Covering everything from spraying pesticides to dropping off your Amazon order, releasable payloads are a huge opportunity. Think Hunger Games style parachuting supplies or aid to people in need. However, regulatory bodies are understandably restrictive when it comes to dropping things from aircraft. Once safe and reliable systems enable beyond visual line of sight flying and clean releases, we can expect to see this side of the industry grow beyond the current applications into areas like aerial pharmacies.
Providing asset and inventory tracking, airborne RFID scanners allow drones to scan areas in a repeatable, cost-effective manner. Anything you’ve attached your tags to can be traced by simply flying overhead.
Similar to RFID scanners, drones can pick up on and follow tagged equipment, people or assets. New technology even allows tracking via camera image, rather than needing to provide a pre-established tag. Although there are limitations, this is a promising avenue for the future.
Although there are some extra requirements before you’re allowed to sling a laser around the skies, laser payloads like LiDAR enable surface mapping through foliage, clouds and ground cover
What did we forget? What payload technology gets you most excited about the future of drones?
There’s a Canadian Aviation Regulation that says all UAV flights need to have an SFOC or Special Flight Operations Certificate.

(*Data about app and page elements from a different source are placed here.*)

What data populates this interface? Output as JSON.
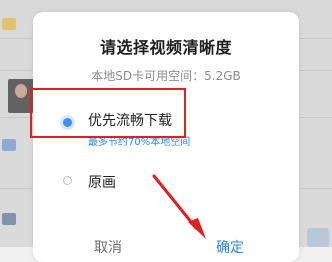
{
  "dialog": {
    "title": "请选择视频清晰度",
    "storage_text": "本地SD卡可用空间：5.2GB",
    "options": [
      {
        "label": "优先流畅下载",
        "hint": "最多节约70%本地空间",
        "selected": true
      },
      {
        "label": "原画",
        "selected": false
      }
    ],
    "cancel_label": "取消",
    "confirm_label": "确定"
  },
  "colors": {
    "accent": "#2f86ff",
    "annotation": "#e02020",
    "dialog_bg": "#ffffff",
    "backdrop": "#ededed"
  },
  "icons": {
    "selected_radio": "filled-blue-circle",
    "unselected_radio": "empty-circle"
  }
}
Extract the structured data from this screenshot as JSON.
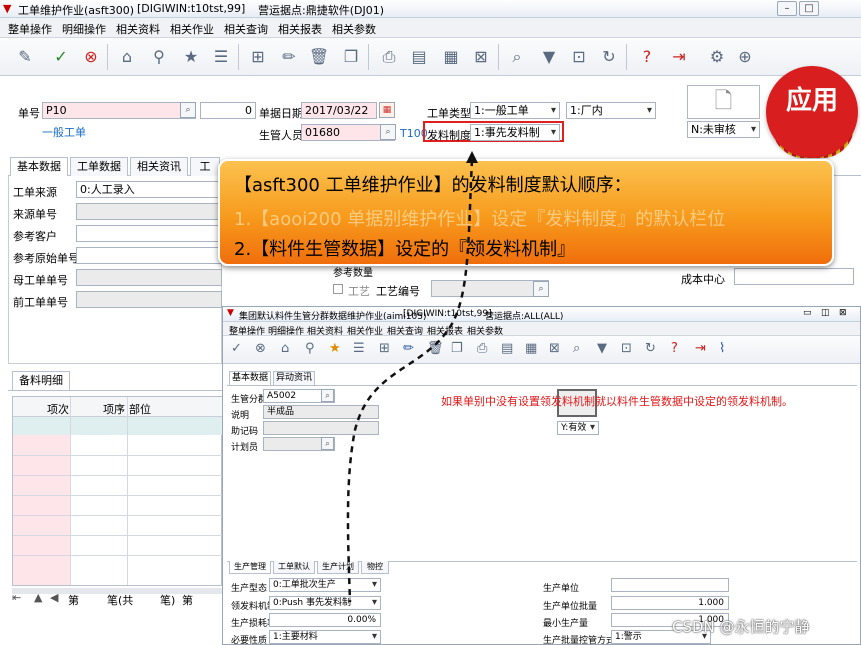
{
  "window": {
    "title": "工单维护作业(asft300)",
    "server": "[DIGIWIN:t10tst,99]",
    "site": "营运据点:鼎捷软件(DJ01)"
  },
  "menu": [
    "整单操作",
    "明细操作",
    "相关资料",
    "相关作业",
    "相关查询",
    "相关报表",
    "相关参数"
  ],
  "header": {
    "doc_no_label": "单号",
    "doc_no": "P10",
    "zero_value": "0",
    "doc_type_desc": "一般工单",
    "date_label": "单据日期",
    "date_value": "2017/03/22",
    "mgr_label": "生管人员",
    "mgr_value": "01680",
    "t_code": "T100",
    "wo_type_label": "工单类型",
    "wo_type_value": "1:一般工单",
    "factory_value": "1:厂内",
    "issue_label": "发料制度",
    "issue_value": "1:事先发料制",
    "status_value": "N:未审核"
  },
  "badge": {
    "text": "应用"
  },
  "main_tabs": [
    "基本数据",
    "工单数据",
    "相关资讯",
    "工"
  ],
  "form": {
    "source_label": "工单来源",
    "source_value": "0:人工录入",
    "src_no_label": "来源单号",
    "cust_label": "参考客户",
    "orig_label": "参考原始单号",
    "parent_label": "母工单单号",
    "prev_label": "前工单单号",
    "ref_qty_label": "参考数量",
    "proc_label": "工艺",
    "proc_no_label": "工艺编号",
    "cost_center_label": "成本中心"
  },
  "detail": {
    "tab": "备料明细",
    "col_seq": "项次",
    "col_item": "项序",
    "col_dept": "部位",
    "nav": [
      "第",
      "笔(共",
      "笔)",
      "第"
    ]
  },
  "callout": {
    "line1": "【asft300 工单维护作业】的发料制度默认顺序：",
    "line2": "1.【aooi200 单据别维护作业】设定『发料制度』的默认栏位",
    "line3": "2.【料件生管数据】设定的『领发料机制』"
  },
  "inset": {
    "title": "集团默认料件生管分群数据维护作业(aimi105)",
    "server": "[DIGIWIN:t10tst,99]",
    "site": "营运据点:ALL(ALL)",
    "menu": [
      "整单操作",
      "明细操作",
      "相关资料",
      "相关作业",
      "相关查询",
      "相关报表",
      "相关参数"
    ],
    "tabs": [
      "基本数据",
      "异动资讯"
    ],
    "group_label": "生管分群",
    "group_value": "A5002",
    "desc_label": "说明",
    "desc_value": "半成品",
    "memo_label": "助记码",
    "planner_label": "计划员",
    "valid_value": "Y:有效",
    "note": "如果单别中没有设置领发料机制就以料件生管数据中设定的领发料机制。",
    "bottom_tabs": [
      "生产管理",
      "工单默认",
      "生产计划",
      "物控"
    ],
    "prod_type_label": "生产型态",
    "prod_type_value": "0:工单批次生产",
    "issue_mech_label": "领发料机制",
    "issue_mech_value": "0:Push 事先发料制",
    "loss_label": "生产损耗率",
    "loss_value": "0.00%",
    "nature_label": "必要性质",
    "nature_value": "1:主要材料",
    "unit_label": "生产单位",
    "batch_label": "生产单位批量",
    "batch_value": "1.000",
    "min_label": "最小生产量",
    "min_value": "1.000",
    "ctrl_label": "生产批量控管方式",
    "ctrl_value": "1:警示"
  },
  "watermark": "CSDN @永恒的宁静"
}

602.41 No person shall operate an unmanned air vehicle in flight except in accordance with a special flight operations certificate or an air operator certificate.
To allow some low-risk fights to happen without needing to apply for and receive an SFOC, Transport Canada created two sets of exemption requirements – one for aircraft under 1kg and one for aircraft 1kg-25kg. Each list contains a set of requirements that, if all can be abided by, allow the flight to take place without needing prior approval from TC.
To fly under the exemptions, it’s first important to read the actual exemption documents rather than just the accompanying infographics.
Click here for Transport Canada’s Infographic
While all the exemptions are important, the few that typically trip people up are
– Aerodrome distances
Once you’re sure you’re good to go under the exemptions, let TC know that you’re going to fly using the notification form. You don’t need to hear back from them before you go but they are using this information to get some stats on who is flying, how often and where. As well as probably checking to make sure people aren’t missing key pieces of the requirements.
So to recap:
1. Figure out the weight of your aircraft
2. Read the exemption requirements appropriate for the weight
3. Take any necessary steps to abide by the exemptions (training, etc)
4. Complete the notification form
5. Go flying!
If you find you’re unable to fly under an exemption, stay tuned for an upcoming blog post on the SFOC process and or check out the one about the future of drone regs in Canada.